### App and web page records:
◆ ◆ ◆ ◆
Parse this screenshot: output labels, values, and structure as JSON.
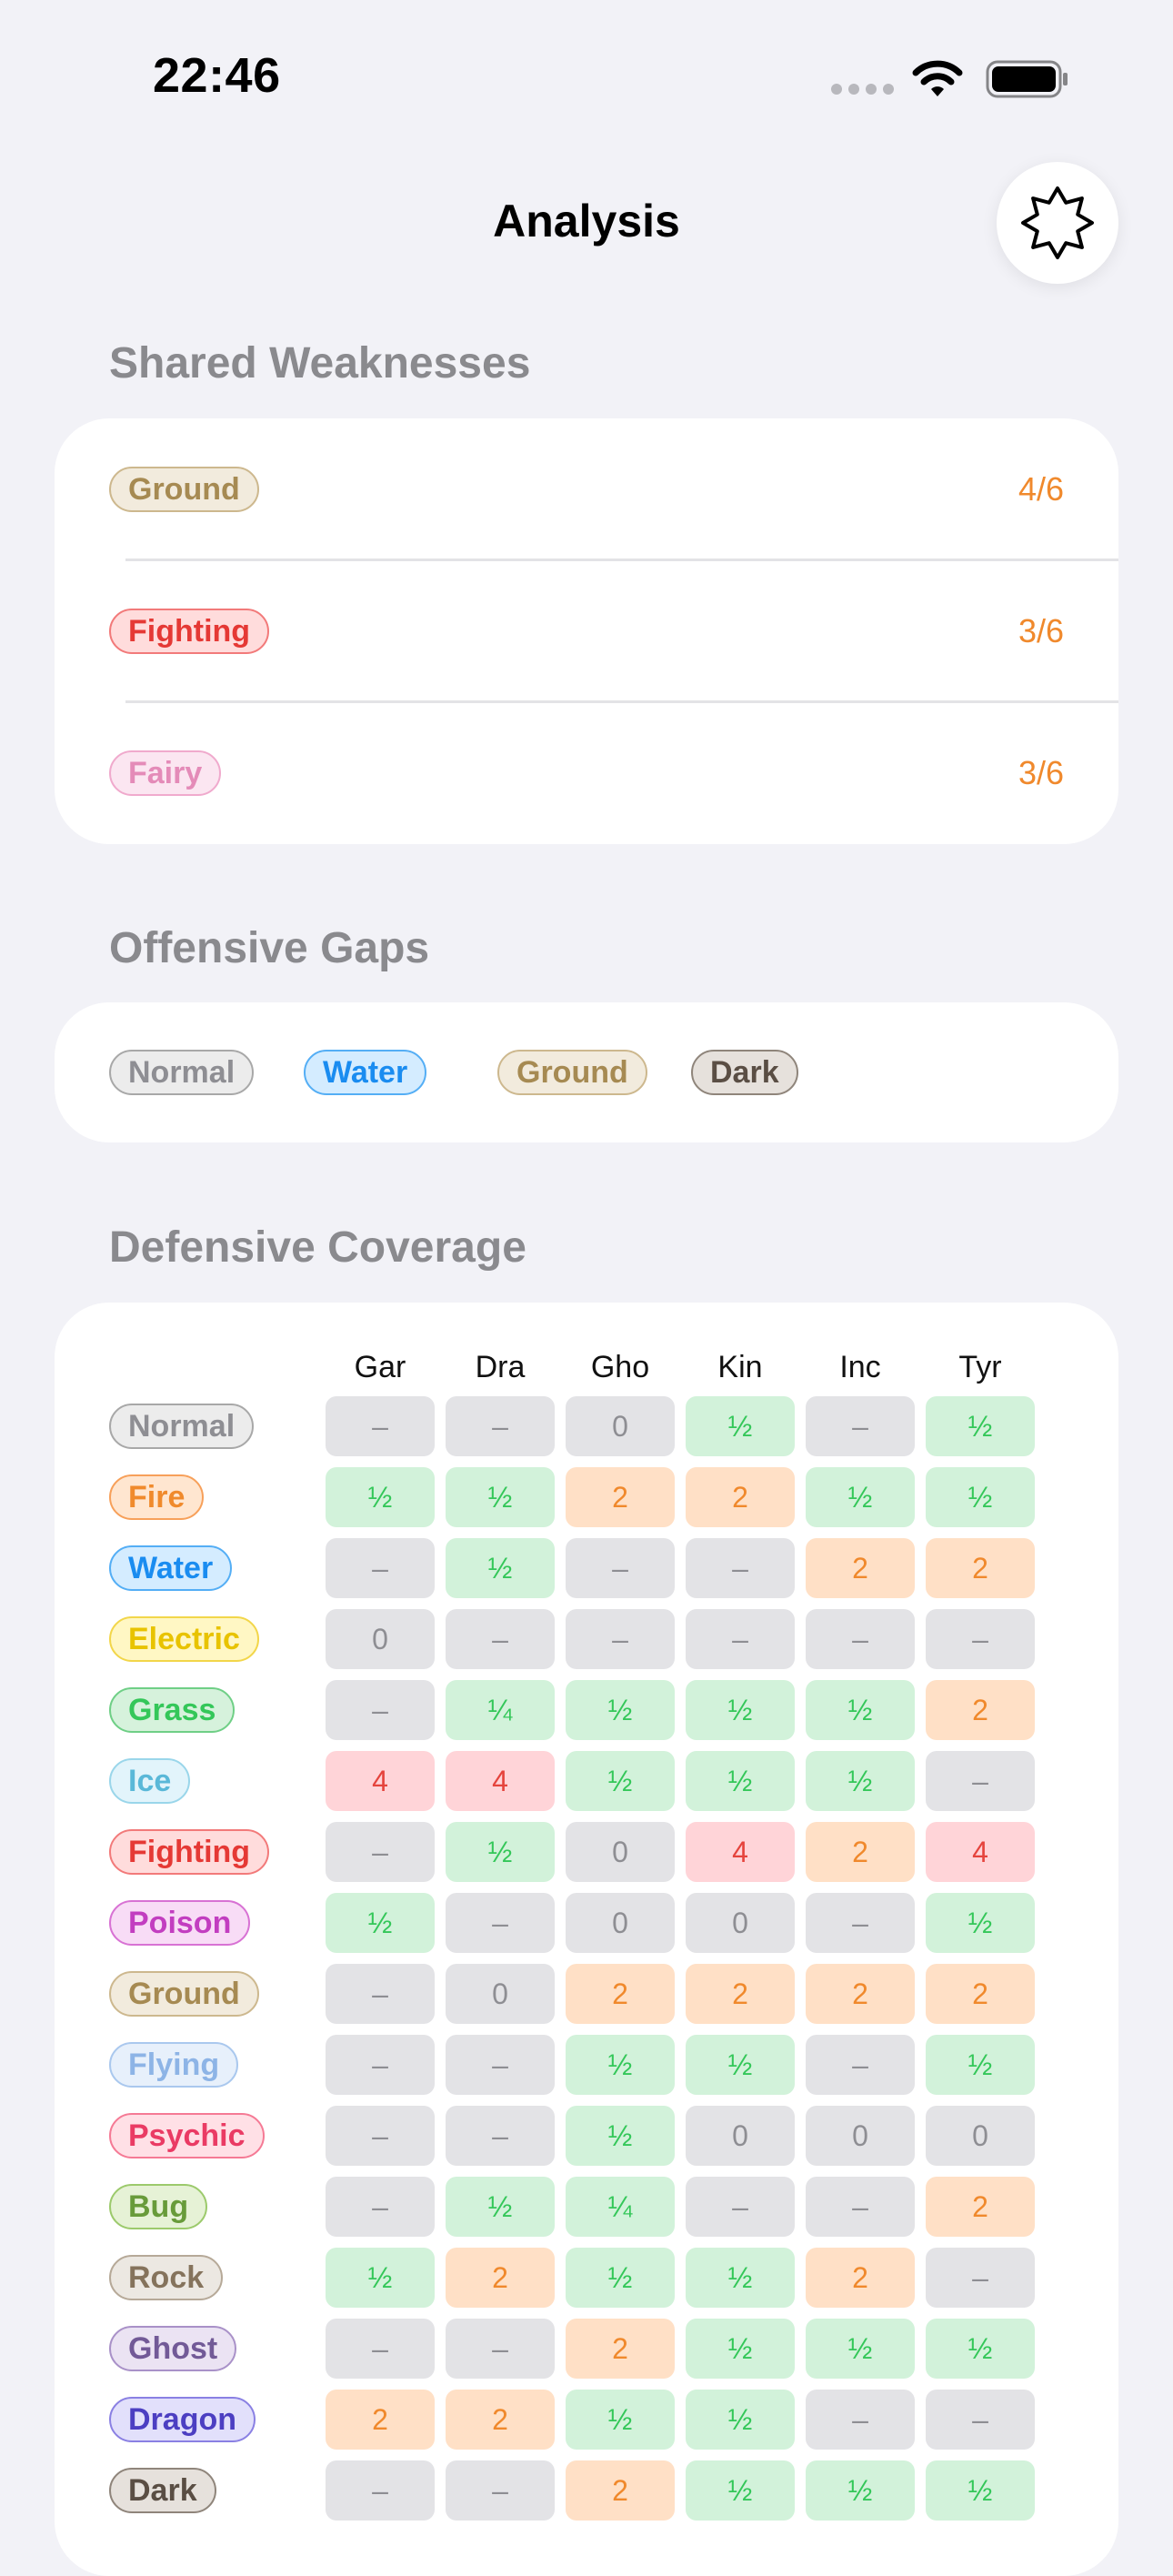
{
  "status_bar": {
    "time": "22:46"
  },
  "nav": {
    "title": "Analysis",
    "action_icon": "star-badge-icon"
  },
  "shared_weaknesses": {
    "title": "Shared Weaknesses",
    "items": [
      {
        "type": "Ground",
        "count": "4/6"
      },
      {
        "type": "Fighting",
        "count": "3/6"
      },
      {
        "type": "Fairy",
        "count": "3/6"
      }
    ]
  },
  "offensive_gaps": {
    "title": "Offensive Gaps",
    "types": [
      "Normal",
      "Water",
      "Ground",
      "Dark"
    ]
  },
  "defensive_coverage": {
    "title": "Defensive Coverage",
    "columns": [
      "Gar",
      "Dra",
      "Gho",
      "Kin",
      "Inc",
      "Tyr"
    ],
    "rows": [
      {
        "type": "Normal",
        "values": [
          "–",
          "–",
          "0",
          "½",
          "–",
          "½"
        ]
      },
      {
        "type": "Fire",
        "values": [
          "½",
          "½",
          "2",
          "2",
          "½",
          "½"
        ]
      },
      {
        "type": "Water",
        "values": [
          "–",
          "½",
          "–",
          "–",
          "2",
          "2"
        ]
      },
      {
        "type": "Electric",
        "values": [
          "0",
          "–",
          "–",
          "–",
          "–",
          "–"
        ]
      },
      {
        "type": "Grass",
        "values": [
          "–",
          "¼",
          "½",
          "½",
          "½",
          "2"
        ]
      },
      {
        "type": "Ice",
        "values": [
          "4",
          "4",
          "½",
          "½",
          "½",
          "–"
        ]
      },
      {
        "type": "Fighting",
        "values": [
          "–",
          "½",
          "0",
          "4",
          "2",
          "4"
        ]
      },
      {
        "type": "Poison",
        "values": [
          "½",
          "–",
          "0",
          "0",
          "–",
          "½"
        ]
      },
      {
        "type": "Ground",
        "values": [
          "–",
          "0",
          "2",
          "2",
          "2",
          "2"
        ]
      },
      {
        "type": "Flying",
        "values": [
          "–",
          "–",
          "½",
          "½",
          "–",
          "½"
        ]
      },
      {
        "type": "Psychic",
        "values": [
          "–",
          "–",
          "½",
          "0",
          "0",
          "0"
        ]
      },
      {
        "type": "Bug",
        "values": [
          "–",
          "½",
          "¼",
          "–",
          "–",
          "2"
        ]
      },
      {
        "type": "Rock",
        "values": [
          "½",
          "2",
          "½",
          "½",
          "2",
          "–"
        ]
      },
      {
        "type": "Ghost",
        "values": [
          "–",
          "–",
          "2",
          "½",
          "½",
          "½"
        ]
      },
      {
        "type": "Dragon",
        "values": [
          "2",
          "2",
          "½",
          "½",
          "–",
          "–"
        ]
      },
      {
        "type": "Dark",
        "values": [
          "–",
          "–",
          "2",
          "½",
          "½",
          "½"
        ]
      }
    ]
  },
  "type_colors": {
    "Normal": {
      "bg": "#ececec",
      "border": "#a8a8a8",
      "text": "#8e8e93"
    },
    "Fire": {
      "bg": "#ffe6d0",
      "border": "#f7a05a",
      "text": "#f08a2c"
    },
    "Water": {
      "bg": "#d4ecff",
      "border": "#54aef5",
      "text": "#1a8cf0"
    },
    "Electric": {
      "bg": "#fff7c4",
      "border": "#f2d64a",
      "text": "#e8c300"
    },
    "Grass": {
      "bg": "#d6f2dc",
      "border": "#6fcf86",
      "text": "#34c759"
    },
    "Ice": {
      "bg": "#e2f4fb",
      "border": "#9ad6ea",
      "text": "#5ab8d8"
    },
    "Fighting": {
      "bg": "#ffdcdc",
      "border": "#f27a7a",
      "text": "#e53935"
    },
    "Poison": {
      "bg": "#f8dcf6",
      "border": "#d872d4",
      "text": "#c23ec0"
    },
    "Ground": {
      "bg": "#f2ebdd",
      "border": "#cdb88e",
      "text": "#a68a52"
    },
    "Flying": {
      "bg": "#e7f0fb",
      "border": "#aac8ee",
      "text": "#8db4e6"
    },
    "Psychic": {
      "bg": "#ffe0e6",
      "border": "#f57a95",
      "text": "#ea3b64"
    },
    "Bug": {
      "bg": "#e6f2d6",
      "border": "#9cca6c",
      "text": "#689b3a"
    },
    "Rock": {
      "bg": "#ece8e2",
      "border": "#b6a998",
      "text": "#85735c"
    },
    "Ghost": {
      "bg": "#ebe3f3",
      "border": "#a991c8",
      "text": "#725a97"
    },
    "Dragon": {
      "bg": "#e2e0fb",
      "border": "#8a80e3",
      "text": "#4c3fc2"
    },
    "Dark": {
      "bg": "#e6e1dc",
      "border": "#8f857b",
      "text": "#5a4e44"
    },
    "Fairy": {
      "bg": "#fbe6f1",
      "border": "#f0aacd",
      "text": "#e48bb8"
    }
  },
  "cell_colors": {
    "neutral": "#e3e3e6",
    "resist": "#d2f2da",
    "weak": "#ffe0c6",
    "double_weak": "#ffd4d8",
    "weak_text": "#f0892c"
  }
}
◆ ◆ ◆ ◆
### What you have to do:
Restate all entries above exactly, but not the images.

### Worked solution:
Parse this screenshot: output labels, values, and structure as JSON.
{
  "status_bar": {
    "time": "22:46"
  },
  "nav": {
    "title": "Analysis",
    "action_icon": "star-badge-icon"
  },
  "shared_weaknesses": {
    "title": "Shared Weaknesses",
    "items": [
      {
        "type": "Ground",
        "count": "4/6"
      },
      {
        "type": "Fighting",
        "count": "3/6"
      },
      {
        "type": "Fairy",
        "count": "3/6"
      }
    ]
  },
  "offensive_gaps": {
    "title": "Offensive Gaps",
    "types": [
      "Normal",
      "Water",
      "Ground",
      "Dark"
    ]
  },
  "defensive_coverage": {
    "title": "Defensive Coverage",
    "columns": [
      "Gar",
      "Dra",
      "Gho",
      "Kin",
      "Inc",
      "Tyr"
    ],
    "rows": [
      {
        "type": "Normal",
        "values": [
          "–",
          "–",
          "0",
          "½",
          "–",
          "½"
        ]
      },
      {
        "type": "Fire",
        "values": [
          "½",
          "½",
          "2",
          "2",
          "½",
          "½"
        ]
      },
      {
        "type": "Water",
        "values": [
          "–",
          "½",
          "–",
          "–",
          "2",
          "2"
        ]
      },
      {
        "type": "Electric",
        "values": [
          "0",
          "–",
          "–",
          "–",
          "–",
          "–"
        ]
      },
      {
        "type": "Grass",
        "values": [
          "–",
          "¼",
          "½",
          "½",
          "½",
          "2"
        ]
      },
      {
        "type": "Ice",
        "values": [
          "4",
          "4",
          "½",
          "½",
          "½",
          "–"
        ]
      },
      {
        "type": "Fighting",
        "values": [
          "–",
          "½",
          "0",
          "4",
          "2",
          "4"
        ]
      },
      {
        "type": "Poison",
        "values": [
          "½",
          "–",
          "0",
          "0",
          "–",
          "½"
        ]
      },
      {
        "type": "Ground",
        "values": [
          "–",
          "0",
          "2",
          "2",
          "2",
          "2"
        ]
      },
      {
        "type": "Flying",
        "values": [
          "–",
          "–",
          "½",
          "½",
          "–",
          "½"
        ]
      },
      {
        "type": "Psychic",
        "values": [
          "–",
          "–",
          "½",
          "0",
          "0",
          "0"
        ]
      },
      {
        "type": "Bug",
        "values": [
          "–",
          "½",
          "¼",
          "–",
          "–",
          "2"
        ]
      },
      {
        "type": "Rock",
        "values": [
          "½",
          "2",
          "½",
          "½",
          "2",
          "–"
        ]
      },
      {
        "type": "Ghost",
        "values": [
          "–",
          "–",
          "2",
          "½",
          "½",
          "½"
        ]
      },
      {
        "type": "Dragon",
        "values": [
          "2",
          "2",
          "½",
          "½",
          "–",
          "–"
        ]
      },
      {
        "type": "Dark",
        "values": [
          "–",
          "–",
          "2",
          "½",
          "½",
          "½"
        ]
      }
    ]
  },
  "type_colors": {
    "Normal": {
      "bg": "#ececec",
      "border": "#a8a8a8",
      "text": "#8e8e93"
    },
    "Fire": {
      "bg": "#ffe6d0",
      "border": "#f7a05a",
      "text": "#f08a2c"
    },
    "Water": {
      "bg": "#d4ecff",
      "border": "#54aef5",
      "text": "#1a8cf0"
    },
    "Electric": {
      "bg": "#fff7c4",
      "border": "#f2d64a",
      "text": "#e8c300"
    },
    "Grass": {
      "bg": "#d6f2dc",
      "border": "#6fcf86",
      "text": "#34c759"
    },
    "Ice": {
      "bg": "#e2f4fb",
      "border": "#9ad6ea",
      "text": "#5ab8d8"
    },
    "Fighting": {
      "bg": "#ffdcdc",
      "border": "#f27a7a",
      "text": "#e53935"
    },
    "Poison": {
      "bg": "#f8dcf6",
      "border": "#d872d4",
      "text": "#c23ec0"
    },
    "Ground": {
      "bg": "#f2ebdd",
      "border": "#cdb88e",
      "text": "#a68a52"
    },
    "Flying": {
      "bg": "#e7f0fb",
      "border": "#aac8ee",
      "text": "#8db4e6"
    },
    "Psychic": {
      "bg": "#ffe0e6",
      "border": "#f57a95",
      "text": "#ea3b64"
    },
    "Bug": {
      "bg": "#e6f2d6",
      "border": "#9cca6c",
      "text": "#689b3a"
    },
    "Rock": {
      "bg": "#ece8e2",
      "border": "#b6a998",
      "text": "#85735c"
    },
    "Ghost": {
      "bg": "#ebe3f3",
      "border": "#a991c8",
      "text": "#725a97"
    },
    "Dragon": {
      "bg": "#e2e0fb",
      "border": "#8a80e3",
      "text": "#4c3fc2"
    },
    "Dark": {
      "bg": "#e6e1dc",
      "border": "#8f857b",
      "text": "#5a4e44"
    },
    "Fairy": {
      "bg": "#fbe6f1",
      "border": "#f0aacd",
      "text": "#e48bb8"
    }
  },
  "cell_colors": {
    "neutral": "#e3e3e6",
    "resist": "#d2f2da",
    "weak": "#ffe0c6",
    "double_weak": "#ffd4d8",
    "weak_text": "#f0892c"
  }
}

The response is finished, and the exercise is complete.